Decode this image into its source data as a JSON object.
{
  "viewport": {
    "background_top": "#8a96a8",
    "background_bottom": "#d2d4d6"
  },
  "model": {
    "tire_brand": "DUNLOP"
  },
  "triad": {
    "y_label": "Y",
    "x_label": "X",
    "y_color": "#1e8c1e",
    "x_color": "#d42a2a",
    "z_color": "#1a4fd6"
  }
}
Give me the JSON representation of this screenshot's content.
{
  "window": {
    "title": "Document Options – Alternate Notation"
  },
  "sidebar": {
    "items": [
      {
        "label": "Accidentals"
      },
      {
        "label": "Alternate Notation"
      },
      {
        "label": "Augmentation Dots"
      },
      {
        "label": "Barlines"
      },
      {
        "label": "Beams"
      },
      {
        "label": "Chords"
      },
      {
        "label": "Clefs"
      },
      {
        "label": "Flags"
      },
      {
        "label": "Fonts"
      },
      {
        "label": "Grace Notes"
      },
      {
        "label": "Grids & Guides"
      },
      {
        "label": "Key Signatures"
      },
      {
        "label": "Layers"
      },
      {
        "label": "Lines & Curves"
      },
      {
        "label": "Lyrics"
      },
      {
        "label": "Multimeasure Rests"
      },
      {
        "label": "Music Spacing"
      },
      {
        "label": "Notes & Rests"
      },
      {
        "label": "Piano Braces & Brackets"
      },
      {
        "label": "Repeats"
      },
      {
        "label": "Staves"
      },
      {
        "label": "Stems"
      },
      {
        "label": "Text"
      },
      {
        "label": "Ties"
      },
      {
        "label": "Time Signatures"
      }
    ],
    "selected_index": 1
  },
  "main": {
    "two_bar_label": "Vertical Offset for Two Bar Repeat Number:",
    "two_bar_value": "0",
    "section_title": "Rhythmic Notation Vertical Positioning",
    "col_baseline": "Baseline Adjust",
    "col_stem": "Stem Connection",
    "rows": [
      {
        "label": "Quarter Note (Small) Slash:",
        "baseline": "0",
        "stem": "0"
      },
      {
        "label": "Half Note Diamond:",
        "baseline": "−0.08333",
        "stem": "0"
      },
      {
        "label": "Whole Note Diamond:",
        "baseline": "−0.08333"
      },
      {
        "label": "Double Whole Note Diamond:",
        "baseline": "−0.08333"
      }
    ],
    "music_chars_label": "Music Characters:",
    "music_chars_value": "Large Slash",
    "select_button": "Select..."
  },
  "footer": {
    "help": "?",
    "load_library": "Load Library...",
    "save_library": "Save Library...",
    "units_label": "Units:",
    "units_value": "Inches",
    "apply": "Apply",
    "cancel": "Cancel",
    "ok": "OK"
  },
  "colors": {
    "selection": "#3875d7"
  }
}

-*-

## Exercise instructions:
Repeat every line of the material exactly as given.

## Answer to the problem:
Decode this image into its source data as a JSON object.
{
  "viewport": {
    "background_top": "#8a96a8",
    "background_bottom": "#d2d4d6"
  },
  "model": {
    "tire_brand": "DUNLOP"
  },
  "triad": {
    "y_label": "Y",
    "x_label": "X",
    "y_color": "#1e8c1e",
    "x_color": "#d42a2a",
    "z_color": "#1a4fd6"
  }
}
Give me the JSON representation of this screenshot's content.
{
  "window": {
    "title": "Document Options – Alternate Notation"
  },
  "sidebar": {
    "items": [
      {
        "label": "Accidentals"
      },
      {
        "label": "Alternate Notation"
      },
      {
        "label": "Augmentation Dots"
      },
      {
        "label": "Barlines"
      },
      {
        "label": "Beams"
      },
      {
        "label": "Chords"
      },
      {
        "label": "Clefs"
      },
      {
        "label": "Flags"
      },
      {
        "label": "Fonts"
      },
      {
        "label": "Grace Notes"
      },
      {
        "label": "Grids & Guides"
      },
      {
        "label": "Key Signatures"
      },
      {
        "label": "Layers"
      },
      {
        "label": "Lines & Curves"
      },
      {
        "label": "Lyrics"
      },
      {
        "label": "Multimeasure Rests"
      },
      {
        "label": "Music Spacing"
      },
      {
        "label": "Notes & Rests"
      },
      {
        "label": "Piano Braces & Brackets"
      },
      {
        "label": "Repeats"
      },
      {
        "label": "Staves"
      },
      {
        "label": "Stems"
      },
      {
        "label": "Text"
      },
      {
        "label": "Ties"
      },
      {
        "label": "Time Signatures"
      }
    ],
    "selected_index": 1
  },
  "main": {
    "two_bar_label": "Vertical Offset for Two Bar Repeat Number:",
    "two_bar_value": "0",
    "section_title": "Rhythmic Notation Vertical Positioning",
    "col_baseline": "Baseline Adjust",
    "col_stem": "Stem Connection",
    "rows": [
      {
        "label": "Quarter Note (Small) Slash:",
        "baseline": "0",
        "stem": "0"
      },
      {
        "label": "Half Note Diamond:",
        "baseline": "−0.08333",
        "stem": "0"
      },
      {
        "label": "Whole Note Diamond:",
        "baseline": "−0.08333"
      },
      {
        "label": "Double Whole Note Diamond:",
        "baseline": "−0.08333"
      }
    ],
    "music_chars_label": "Music Characters:",
    "music_chars_value": "Large Slash",
    "select_button": "Select..."
  },
  "footer": {
    "help": "?",
    "load_library": "Load Library...",
    "save_library": "Save Library...",
    "units_label": "Units:",
    "units_value": "Inches",
    "apply": "Apply",
    "cancel": "Cancel",
    "ok": "OK"
  },
  "colors": {
    "selection": "#3875d7"
  }
}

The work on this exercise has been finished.